---------- Material provided ----------

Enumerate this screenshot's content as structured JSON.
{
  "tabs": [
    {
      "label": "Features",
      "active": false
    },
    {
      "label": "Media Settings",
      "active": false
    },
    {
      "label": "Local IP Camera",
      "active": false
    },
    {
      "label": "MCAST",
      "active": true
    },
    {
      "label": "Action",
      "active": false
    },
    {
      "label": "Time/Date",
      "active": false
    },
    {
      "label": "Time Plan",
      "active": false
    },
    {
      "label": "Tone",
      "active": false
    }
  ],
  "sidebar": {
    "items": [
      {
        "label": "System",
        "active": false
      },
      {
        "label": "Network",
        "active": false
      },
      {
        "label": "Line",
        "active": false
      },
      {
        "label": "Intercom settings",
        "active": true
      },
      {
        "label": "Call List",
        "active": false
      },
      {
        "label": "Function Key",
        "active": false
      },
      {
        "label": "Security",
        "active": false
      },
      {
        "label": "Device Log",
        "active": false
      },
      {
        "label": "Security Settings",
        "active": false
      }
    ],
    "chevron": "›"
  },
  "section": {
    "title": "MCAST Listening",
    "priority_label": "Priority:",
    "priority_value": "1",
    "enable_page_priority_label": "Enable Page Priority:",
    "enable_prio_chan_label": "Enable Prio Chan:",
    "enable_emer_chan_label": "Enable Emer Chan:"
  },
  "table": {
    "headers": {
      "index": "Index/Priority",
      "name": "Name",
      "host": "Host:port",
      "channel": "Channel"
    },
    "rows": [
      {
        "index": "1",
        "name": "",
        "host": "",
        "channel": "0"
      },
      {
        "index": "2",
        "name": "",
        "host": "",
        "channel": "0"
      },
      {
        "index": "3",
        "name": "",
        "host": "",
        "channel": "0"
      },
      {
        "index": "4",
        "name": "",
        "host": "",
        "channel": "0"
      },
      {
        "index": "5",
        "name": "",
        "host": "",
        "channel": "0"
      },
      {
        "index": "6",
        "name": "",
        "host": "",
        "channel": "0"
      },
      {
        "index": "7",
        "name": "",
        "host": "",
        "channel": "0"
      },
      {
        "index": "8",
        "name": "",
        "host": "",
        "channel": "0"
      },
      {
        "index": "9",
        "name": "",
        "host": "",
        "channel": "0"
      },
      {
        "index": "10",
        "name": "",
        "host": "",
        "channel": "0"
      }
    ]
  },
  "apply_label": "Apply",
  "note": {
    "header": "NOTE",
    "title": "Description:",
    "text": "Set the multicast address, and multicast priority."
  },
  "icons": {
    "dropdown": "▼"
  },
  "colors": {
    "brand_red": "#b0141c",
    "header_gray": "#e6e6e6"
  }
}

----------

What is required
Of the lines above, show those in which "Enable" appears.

Exercise output
    "enable_page_priority_label": "Enable Page Priority:",
    "enable_prio_chan_label": "Enable Prio Chan:",
    "enable_emer_chan_label": "Enable Emer Chan:"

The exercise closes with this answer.